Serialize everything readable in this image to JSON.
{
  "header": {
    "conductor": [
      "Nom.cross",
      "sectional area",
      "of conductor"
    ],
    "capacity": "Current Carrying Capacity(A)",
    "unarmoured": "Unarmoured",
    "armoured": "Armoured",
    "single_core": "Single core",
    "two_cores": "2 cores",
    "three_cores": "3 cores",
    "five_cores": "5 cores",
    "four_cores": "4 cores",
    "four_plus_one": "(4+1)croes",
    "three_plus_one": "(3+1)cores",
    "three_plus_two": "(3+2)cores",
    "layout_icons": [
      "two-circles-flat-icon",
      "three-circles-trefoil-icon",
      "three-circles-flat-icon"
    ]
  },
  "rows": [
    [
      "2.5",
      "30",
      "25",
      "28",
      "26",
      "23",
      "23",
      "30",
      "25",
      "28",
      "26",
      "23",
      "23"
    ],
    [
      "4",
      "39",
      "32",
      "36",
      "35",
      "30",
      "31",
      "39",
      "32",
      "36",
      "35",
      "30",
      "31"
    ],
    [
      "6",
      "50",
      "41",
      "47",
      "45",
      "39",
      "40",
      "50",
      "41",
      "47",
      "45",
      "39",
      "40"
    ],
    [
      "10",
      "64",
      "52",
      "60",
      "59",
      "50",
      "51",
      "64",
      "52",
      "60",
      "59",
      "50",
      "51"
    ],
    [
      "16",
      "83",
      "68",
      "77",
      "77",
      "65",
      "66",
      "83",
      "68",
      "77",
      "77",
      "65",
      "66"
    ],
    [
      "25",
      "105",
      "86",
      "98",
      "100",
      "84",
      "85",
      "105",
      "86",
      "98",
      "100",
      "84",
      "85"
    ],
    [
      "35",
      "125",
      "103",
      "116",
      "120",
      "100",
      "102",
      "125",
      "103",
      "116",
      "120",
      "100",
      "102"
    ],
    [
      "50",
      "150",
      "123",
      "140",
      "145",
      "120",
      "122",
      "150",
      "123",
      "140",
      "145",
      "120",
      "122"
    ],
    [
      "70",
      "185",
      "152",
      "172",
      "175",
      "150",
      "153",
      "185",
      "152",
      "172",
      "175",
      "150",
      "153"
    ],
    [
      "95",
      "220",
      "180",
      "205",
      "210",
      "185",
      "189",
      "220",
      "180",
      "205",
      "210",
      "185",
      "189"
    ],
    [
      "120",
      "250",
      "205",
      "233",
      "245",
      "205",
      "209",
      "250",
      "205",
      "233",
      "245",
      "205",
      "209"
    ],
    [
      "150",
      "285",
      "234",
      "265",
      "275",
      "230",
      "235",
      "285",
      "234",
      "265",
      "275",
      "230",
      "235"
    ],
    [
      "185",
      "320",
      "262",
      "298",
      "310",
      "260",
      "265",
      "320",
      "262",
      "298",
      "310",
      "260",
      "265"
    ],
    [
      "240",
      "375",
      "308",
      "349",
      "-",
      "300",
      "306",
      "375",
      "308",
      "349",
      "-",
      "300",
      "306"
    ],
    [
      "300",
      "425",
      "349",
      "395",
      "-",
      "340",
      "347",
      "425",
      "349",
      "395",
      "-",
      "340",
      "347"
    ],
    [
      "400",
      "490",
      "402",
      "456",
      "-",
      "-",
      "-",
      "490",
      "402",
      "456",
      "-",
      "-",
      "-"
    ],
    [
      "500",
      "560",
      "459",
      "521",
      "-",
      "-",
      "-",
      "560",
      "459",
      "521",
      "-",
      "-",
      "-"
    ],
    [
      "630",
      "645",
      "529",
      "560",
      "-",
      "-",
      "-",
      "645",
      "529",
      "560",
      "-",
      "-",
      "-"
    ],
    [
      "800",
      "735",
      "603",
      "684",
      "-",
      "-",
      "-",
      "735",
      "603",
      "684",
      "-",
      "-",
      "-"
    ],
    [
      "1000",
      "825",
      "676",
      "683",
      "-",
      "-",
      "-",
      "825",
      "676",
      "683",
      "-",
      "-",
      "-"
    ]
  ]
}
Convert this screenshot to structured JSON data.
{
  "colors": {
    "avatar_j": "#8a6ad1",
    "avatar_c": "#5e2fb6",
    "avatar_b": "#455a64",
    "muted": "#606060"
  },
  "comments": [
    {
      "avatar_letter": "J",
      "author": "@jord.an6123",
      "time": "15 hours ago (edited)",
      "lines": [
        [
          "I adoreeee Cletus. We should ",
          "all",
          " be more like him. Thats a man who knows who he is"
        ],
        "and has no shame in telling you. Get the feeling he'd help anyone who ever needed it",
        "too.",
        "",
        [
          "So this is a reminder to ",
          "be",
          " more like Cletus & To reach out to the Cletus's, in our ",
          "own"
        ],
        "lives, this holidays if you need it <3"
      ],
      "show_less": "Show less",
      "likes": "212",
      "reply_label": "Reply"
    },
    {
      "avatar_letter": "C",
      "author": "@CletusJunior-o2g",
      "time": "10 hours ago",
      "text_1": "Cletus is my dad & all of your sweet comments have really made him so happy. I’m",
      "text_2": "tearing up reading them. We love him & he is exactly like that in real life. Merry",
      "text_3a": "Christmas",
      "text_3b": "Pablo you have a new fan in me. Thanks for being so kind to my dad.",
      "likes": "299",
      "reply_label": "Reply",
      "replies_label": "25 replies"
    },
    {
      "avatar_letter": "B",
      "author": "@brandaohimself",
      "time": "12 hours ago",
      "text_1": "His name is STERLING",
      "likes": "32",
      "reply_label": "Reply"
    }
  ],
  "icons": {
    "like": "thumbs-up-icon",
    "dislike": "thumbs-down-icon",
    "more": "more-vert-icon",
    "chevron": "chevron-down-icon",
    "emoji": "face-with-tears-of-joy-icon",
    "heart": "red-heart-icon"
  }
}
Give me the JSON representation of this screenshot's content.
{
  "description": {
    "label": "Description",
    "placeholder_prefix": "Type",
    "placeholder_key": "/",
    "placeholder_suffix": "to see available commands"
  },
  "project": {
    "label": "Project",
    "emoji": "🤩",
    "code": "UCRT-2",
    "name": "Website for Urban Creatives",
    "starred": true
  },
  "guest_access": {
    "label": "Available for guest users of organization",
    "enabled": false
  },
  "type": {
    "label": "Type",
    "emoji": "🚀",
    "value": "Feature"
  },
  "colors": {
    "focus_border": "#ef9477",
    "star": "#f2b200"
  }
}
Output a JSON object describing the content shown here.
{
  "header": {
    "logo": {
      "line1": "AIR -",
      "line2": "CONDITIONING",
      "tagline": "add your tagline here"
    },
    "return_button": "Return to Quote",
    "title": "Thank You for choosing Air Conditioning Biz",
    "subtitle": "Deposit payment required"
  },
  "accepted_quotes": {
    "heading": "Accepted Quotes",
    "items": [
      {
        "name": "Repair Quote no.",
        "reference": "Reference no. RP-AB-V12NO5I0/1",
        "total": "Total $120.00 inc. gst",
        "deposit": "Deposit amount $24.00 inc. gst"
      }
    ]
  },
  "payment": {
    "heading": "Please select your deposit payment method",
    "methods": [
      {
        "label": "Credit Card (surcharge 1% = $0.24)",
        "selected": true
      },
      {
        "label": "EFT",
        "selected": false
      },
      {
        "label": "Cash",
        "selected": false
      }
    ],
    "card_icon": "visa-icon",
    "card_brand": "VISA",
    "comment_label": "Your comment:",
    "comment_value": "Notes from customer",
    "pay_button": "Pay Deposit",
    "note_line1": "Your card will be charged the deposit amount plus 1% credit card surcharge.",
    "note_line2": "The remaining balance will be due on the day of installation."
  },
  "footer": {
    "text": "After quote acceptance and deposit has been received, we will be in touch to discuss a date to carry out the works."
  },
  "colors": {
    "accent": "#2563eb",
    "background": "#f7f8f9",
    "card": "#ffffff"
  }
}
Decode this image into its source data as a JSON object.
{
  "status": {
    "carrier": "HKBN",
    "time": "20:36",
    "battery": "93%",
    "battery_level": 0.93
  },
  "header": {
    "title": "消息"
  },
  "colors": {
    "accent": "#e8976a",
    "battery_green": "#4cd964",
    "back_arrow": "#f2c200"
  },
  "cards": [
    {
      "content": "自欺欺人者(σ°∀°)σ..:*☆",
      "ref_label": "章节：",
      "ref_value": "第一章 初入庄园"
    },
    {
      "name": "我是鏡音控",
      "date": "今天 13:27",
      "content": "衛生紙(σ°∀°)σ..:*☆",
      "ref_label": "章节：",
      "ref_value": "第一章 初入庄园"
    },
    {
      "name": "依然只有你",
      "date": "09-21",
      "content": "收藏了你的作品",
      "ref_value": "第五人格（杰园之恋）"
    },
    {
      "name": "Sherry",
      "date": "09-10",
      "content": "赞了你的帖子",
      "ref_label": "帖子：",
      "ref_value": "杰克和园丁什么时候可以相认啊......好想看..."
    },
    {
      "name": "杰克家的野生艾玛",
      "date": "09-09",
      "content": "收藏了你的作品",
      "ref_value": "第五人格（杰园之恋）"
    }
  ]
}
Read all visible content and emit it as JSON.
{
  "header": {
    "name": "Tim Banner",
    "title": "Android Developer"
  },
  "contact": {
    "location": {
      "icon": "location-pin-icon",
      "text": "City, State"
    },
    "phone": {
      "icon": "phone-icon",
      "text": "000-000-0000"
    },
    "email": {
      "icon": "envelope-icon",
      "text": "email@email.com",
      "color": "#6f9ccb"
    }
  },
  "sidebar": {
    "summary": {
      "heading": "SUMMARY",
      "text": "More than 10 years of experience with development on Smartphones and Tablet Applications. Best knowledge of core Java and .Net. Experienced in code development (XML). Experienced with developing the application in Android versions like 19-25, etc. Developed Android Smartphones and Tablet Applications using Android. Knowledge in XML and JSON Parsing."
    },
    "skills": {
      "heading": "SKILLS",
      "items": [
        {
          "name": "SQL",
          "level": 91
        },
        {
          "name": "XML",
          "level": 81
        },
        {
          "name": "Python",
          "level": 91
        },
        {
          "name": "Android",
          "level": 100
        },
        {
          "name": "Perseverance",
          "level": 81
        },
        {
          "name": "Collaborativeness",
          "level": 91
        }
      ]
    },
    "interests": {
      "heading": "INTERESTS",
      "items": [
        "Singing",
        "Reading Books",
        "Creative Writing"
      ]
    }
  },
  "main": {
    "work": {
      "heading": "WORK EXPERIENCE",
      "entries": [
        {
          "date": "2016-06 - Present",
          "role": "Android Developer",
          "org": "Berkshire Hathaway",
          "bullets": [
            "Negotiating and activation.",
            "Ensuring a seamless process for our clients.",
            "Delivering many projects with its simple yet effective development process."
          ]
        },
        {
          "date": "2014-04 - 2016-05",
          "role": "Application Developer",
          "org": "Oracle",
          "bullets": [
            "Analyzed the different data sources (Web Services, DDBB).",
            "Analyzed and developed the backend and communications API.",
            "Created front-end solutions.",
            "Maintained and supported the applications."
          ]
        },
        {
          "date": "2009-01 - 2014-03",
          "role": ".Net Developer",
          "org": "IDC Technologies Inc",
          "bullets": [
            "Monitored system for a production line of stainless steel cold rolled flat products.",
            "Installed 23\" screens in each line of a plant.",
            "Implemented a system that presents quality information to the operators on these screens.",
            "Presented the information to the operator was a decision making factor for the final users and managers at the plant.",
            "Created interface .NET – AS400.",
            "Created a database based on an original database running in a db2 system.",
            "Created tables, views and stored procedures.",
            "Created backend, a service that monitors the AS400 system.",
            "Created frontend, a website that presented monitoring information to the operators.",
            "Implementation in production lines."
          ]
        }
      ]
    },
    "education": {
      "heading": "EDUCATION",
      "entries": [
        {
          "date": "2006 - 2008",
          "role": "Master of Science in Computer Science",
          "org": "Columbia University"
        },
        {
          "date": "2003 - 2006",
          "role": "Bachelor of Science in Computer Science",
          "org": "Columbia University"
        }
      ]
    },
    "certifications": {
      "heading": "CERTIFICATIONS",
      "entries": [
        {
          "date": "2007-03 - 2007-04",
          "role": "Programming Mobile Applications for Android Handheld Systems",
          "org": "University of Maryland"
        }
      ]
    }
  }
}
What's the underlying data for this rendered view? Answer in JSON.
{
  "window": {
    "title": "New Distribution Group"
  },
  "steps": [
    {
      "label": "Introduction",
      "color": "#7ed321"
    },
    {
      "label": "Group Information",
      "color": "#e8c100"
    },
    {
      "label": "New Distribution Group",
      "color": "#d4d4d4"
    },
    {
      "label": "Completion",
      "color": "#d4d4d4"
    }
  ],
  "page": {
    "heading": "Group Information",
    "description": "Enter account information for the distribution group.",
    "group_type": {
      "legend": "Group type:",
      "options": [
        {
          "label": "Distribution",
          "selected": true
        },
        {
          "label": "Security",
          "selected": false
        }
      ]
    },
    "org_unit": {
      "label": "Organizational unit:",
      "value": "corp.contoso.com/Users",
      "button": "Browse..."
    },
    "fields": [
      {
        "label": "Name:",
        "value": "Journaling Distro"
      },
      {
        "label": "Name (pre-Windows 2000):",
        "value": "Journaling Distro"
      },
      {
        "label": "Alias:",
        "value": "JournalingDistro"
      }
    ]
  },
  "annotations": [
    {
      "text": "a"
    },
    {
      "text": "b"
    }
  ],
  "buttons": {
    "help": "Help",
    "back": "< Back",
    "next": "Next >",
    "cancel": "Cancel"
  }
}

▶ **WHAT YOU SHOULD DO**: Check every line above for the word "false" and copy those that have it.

▶ **RESULT OF THE EXERCISE**:
    "enabled": false
        "selected": false
        "selected": false
          "selected": false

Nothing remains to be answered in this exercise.